━━━━━ Records supplied ━━━━━

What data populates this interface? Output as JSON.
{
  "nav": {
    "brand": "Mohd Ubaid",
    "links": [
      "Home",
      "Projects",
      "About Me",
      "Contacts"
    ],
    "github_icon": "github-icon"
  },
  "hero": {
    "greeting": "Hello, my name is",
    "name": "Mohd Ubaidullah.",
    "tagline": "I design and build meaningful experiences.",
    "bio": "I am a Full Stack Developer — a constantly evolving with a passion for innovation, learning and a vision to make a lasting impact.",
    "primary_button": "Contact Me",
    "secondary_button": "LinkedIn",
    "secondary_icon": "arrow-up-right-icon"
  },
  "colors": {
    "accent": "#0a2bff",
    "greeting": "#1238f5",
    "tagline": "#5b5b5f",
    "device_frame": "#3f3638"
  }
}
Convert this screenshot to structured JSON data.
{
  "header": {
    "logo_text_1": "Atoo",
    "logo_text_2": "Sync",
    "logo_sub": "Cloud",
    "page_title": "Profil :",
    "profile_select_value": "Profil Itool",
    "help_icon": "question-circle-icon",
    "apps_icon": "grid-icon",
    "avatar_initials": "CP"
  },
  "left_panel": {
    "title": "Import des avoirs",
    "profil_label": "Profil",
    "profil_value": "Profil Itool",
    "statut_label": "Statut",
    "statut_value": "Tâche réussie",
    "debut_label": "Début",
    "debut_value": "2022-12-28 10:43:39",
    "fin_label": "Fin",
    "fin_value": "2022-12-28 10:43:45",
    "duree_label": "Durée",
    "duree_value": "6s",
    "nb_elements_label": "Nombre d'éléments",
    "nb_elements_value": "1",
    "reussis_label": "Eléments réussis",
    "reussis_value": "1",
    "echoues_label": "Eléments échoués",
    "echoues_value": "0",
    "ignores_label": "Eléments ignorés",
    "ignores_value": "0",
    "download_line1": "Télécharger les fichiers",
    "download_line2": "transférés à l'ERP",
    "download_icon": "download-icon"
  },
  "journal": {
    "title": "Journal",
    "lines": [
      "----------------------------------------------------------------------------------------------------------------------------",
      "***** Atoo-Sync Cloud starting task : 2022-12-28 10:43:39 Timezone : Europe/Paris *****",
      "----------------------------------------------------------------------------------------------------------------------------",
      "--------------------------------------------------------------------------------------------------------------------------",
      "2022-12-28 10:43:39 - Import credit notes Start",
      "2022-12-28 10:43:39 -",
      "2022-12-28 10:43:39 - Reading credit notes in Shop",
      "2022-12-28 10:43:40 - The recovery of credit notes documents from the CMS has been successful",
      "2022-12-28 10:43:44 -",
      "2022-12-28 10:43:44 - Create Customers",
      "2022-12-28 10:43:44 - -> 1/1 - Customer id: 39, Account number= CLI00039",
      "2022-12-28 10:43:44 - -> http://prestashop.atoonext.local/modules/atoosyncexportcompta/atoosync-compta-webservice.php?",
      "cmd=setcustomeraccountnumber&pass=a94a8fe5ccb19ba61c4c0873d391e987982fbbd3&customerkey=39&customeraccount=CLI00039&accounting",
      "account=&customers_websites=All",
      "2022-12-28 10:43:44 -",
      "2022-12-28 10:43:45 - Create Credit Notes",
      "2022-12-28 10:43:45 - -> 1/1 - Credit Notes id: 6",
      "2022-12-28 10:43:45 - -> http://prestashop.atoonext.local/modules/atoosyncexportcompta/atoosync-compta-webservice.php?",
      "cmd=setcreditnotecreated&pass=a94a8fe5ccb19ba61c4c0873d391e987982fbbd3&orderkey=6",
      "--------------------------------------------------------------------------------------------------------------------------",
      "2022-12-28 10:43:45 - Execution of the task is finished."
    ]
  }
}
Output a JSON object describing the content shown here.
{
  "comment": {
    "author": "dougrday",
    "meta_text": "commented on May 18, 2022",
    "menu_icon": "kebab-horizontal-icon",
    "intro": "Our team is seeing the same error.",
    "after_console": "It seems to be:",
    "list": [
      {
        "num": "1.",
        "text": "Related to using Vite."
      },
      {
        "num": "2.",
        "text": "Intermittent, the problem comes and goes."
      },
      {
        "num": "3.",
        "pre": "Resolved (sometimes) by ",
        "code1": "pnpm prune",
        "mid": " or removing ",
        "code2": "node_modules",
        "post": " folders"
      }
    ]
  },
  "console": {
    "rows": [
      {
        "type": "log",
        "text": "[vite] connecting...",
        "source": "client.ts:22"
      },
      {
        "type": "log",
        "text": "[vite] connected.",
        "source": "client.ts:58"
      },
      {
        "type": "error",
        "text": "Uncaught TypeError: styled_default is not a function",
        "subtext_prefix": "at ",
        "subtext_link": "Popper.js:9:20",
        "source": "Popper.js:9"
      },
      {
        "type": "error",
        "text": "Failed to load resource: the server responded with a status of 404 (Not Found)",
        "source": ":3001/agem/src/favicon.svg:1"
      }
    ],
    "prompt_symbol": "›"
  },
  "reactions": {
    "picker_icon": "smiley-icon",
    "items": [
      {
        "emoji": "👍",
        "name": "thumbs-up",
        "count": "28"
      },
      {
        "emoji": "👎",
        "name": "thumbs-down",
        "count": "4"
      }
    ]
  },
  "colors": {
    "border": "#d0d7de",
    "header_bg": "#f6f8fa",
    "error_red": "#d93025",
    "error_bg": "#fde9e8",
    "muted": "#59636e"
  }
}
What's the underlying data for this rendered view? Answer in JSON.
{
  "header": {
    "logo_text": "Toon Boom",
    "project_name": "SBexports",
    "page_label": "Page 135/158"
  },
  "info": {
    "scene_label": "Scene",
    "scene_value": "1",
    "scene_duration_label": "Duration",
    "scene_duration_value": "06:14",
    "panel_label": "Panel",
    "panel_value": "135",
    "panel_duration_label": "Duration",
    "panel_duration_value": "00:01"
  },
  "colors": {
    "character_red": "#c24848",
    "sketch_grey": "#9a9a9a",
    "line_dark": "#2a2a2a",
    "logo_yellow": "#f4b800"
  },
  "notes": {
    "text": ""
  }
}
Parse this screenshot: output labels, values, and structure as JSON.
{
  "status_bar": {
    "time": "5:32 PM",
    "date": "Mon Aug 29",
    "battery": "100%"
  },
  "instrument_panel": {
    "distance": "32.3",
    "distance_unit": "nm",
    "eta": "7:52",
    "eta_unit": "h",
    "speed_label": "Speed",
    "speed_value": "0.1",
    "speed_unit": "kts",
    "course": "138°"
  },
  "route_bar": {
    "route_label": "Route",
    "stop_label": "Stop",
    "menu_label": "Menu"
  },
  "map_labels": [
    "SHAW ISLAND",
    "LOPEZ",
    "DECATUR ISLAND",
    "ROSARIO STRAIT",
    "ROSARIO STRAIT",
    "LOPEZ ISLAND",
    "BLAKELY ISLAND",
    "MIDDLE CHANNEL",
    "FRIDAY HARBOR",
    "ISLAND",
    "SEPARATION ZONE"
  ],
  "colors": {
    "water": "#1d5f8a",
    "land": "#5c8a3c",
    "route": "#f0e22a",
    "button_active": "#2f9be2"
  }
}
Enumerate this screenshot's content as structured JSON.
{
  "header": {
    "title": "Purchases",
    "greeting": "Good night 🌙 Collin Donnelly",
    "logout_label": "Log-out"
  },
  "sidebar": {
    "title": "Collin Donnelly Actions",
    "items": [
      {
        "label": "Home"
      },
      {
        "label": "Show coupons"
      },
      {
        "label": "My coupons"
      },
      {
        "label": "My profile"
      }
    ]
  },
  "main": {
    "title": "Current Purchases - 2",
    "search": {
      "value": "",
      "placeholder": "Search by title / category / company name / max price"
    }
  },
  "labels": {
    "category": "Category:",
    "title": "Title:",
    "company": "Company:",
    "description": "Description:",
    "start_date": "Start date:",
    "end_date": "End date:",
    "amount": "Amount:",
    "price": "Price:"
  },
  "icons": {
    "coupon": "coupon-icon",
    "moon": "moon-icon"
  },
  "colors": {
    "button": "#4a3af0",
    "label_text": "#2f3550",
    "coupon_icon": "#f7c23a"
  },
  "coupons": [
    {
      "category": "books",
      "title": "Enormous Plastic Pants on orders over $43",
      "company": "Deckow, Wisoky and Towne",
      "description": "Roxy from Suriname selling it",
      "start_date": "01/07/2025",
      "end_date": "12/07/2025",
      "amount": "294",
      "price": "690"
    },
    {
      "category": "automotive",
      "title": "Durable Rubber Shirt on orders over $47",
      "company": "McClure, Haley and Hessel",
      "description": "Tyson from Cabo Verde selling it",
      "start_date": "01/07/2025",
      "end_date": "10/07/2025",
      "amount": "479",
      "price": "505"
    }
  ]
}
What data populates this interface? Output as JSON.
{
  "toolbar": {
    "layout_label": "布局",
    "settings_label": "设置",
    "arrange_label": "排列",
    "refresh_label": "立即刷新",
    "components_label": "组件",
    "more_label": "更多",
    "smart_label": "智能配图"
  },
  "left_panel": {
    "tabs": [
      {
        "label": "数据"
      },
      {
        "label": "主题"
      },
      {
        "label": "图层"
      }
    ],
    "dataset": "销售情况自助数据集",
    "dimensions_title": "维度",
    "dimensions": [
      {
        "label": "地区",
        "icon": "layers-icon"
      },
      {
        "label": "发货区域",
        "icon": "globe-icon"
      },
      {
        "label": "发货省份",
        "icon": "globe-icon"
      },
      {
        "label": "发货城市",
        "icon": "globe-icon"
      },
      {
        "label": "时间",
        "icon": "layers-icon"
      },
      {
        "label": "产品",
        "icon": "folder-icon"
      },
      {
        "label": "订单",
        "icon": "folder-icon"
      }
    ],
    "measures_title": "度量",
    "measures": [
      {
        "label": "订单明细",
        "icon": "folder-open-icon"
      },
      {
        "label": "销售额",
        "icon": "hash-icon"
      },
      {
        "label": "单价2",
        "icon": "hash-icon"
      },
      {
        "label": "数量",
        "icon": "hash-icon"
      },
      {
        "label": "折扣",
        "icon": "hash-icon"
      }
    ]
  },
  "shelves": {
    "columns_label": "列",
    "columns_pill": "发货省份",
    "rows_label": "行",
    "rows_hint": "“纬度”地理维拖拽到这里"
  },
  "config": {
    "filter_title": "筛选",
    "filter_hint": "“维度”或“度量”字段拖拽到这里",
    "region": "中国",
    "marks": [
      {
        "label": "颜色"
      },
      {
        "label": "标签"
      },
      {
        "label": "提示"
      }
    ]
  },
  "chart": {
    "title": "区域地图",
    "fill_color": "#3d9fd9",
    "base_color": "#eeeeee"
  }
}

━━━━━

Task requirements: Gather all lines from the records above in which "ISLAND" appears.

Exercise solution:
    "SHAW ISLAND",
    "DECATUR ISLAND",
    "LOPEZ ISLAND",
    "BLAKELY ISLAND",
    "ISLAND",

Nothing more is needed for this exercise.